On Friday, the US imposed financial sanctions on Salman Raouf Salman, a Hezbollah leader suspected of masterminding the attack
A US Senate resolution has increased the pressure on the Argentine government to press on with its investigation and apprehend the suspects of the 1994 bombing of the Argentine Israelite Mutual Association (AMIA) Jewish Community Centre in Buenos Aires, which killed 85 people and wounded more than 300 others.
The Hezbollah group and Iranian officials are suspected to be behind the attack, the deadliest in Argentina’s history, though both have denied any responsibility.
The resolution comes as United States on Friday imposed financial sanctions on Salman Raouf Salman, a Hezbollah leader suspected of masterminding the attack.
The US Treasury sanctioned Salman for acting for or on behalf of Hezbollah, while the State Department is offering a $7 million reward for information on his location.
Salman "coordinated a devastating attack in Buenos Aires, Argentina against the largest Jewish centre in South America 25 years ago and has directed terrorist operations in the Western Hemisphere for Hezbollah ever since," said Sigal Mandelker, the US Treasury's Under Secretary for Terrorism and Financial Intelligence.
Argentina is home to the largest Jewish community in Latin America and is the sixth largest in the world outside Israel.
On Thursday, on the 25th anniversary of the bombing, Argentina became the first Latin American country to deem Hezbollah a terrorist organisation, throwing the investigation into the attack, which is still ongoing, back into the spotlight.

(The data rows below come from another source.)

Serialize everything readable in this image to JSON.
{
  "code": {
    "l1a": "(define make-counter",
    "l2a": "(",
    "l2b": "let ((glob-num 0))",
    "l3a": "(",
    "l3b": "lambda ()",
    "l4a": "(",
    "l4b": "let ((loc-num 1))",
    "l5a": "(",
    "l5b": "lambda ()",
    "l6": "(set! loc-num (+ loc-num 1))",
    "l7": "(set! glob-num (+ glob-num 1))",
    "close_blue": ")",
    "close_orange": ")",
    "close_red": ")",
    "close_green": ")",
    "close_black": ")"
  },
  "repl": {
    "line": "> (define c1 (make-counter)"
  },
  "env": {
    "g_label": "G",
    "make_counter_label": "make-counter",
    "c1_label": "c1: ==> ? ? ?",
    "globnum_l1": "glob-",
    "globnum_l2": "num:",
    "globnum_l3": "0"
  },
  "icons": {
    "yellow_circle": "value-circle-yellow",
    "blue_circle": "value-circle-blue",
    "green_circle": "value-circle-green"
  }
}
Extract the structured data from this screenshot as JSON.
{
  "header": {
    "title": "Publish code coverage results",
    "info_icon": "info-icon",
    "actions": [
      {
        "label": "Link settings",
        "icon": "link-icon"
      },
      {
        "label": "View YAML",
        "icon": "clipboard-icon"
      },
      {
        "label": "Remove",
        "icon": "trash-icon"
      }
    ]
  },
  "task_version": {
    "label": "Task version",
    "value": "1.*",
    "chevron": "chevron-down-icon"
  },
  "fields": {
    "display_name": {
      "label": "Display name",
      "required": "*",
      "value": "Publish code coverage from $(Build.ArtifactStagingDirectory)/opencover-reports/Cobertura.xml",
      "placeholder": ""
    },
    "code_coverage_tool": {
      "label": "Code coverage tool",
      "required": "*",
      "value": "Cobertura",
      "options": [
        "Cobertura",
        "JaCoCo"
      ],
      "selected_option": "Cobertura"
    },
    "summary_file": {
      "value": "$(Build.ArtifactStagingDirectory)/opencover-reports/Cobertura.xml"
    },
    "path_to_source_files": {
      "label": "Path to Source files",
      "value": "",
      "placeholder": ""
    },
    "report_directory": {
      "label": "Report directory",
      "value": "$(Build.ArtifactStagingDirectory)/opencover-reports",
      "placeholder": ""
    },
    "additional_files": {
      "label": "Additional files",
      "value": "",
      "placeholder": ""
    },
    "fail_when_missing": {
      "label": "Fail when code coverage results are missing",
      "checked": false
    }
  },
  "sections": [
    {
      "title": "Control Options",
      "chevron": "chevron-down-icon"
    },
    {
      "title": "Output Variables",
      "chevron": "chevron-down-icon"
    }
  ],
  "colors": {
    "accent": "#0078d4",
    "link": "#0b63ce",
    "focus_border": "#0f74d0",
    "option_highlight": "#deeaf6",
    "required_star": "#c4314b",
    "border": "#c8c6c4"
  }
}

The five former Iranian officials who are suspected to be behind the attack are able to travel internationally without impunity, the Senate resolution said.
“For 25 years, the investigation into the bombing has been stymied by international inaction, political interference, investigative misconduct and allegations of cover ups, including the removal of the federal judge in charge of the case in 2005 for “serious” irregularities in his handling of the case,” the resolution read.
The resolution made reference to Argentine special prosecutor Alberto Nisman, who was handling the investigation. He accused Cristina Elisabet Fernández de Kirchner, the President of Argentina at the time, of colluding with the Iranian government to cover up the terrorist attack.
Nisman was found dead as a result of a gunshot wound in his head in his Buenos Aires apartment in January 2015, the day before he was due present his findings to a commission of the Argentine National Congress. In a trash can at the scene, police found a draft of a legal document, written by Nisman but never executed, clearing the way for Kirchner's arrest.
“Argentina may have designated Hezbollah but it remains clear it was backed by and masterminded by Iran," Toby Dershowitz, a senior vice president at the Foundation for Defence of Democracies told The National. "Iran is a member of Interpol and yet it continues to refuse to hand over the five former Iranian officials who have red notices akin to international arrest warrants in connection with their role in the AMIA bombing."
“Our research shows that these red notice holders, along with a couple of others that have international arrest warrants by Argentina, have travelled to 20 countries with impunity,” added Ms Dershowitz.
“My hope would be that this new focus on Argentina on deadliest bombing also leads to countries co-operating with Interpol and Argentina in apprehending those individuals with the red notices.”
She added that Argentinian officials are having conversations with officials from other Latin American countries about Hezbollah threat levels, which have been known to operate in the tri-border area of Argentina, Brazil and Paraguay.
Updated: July 21, 2019 10:11 PM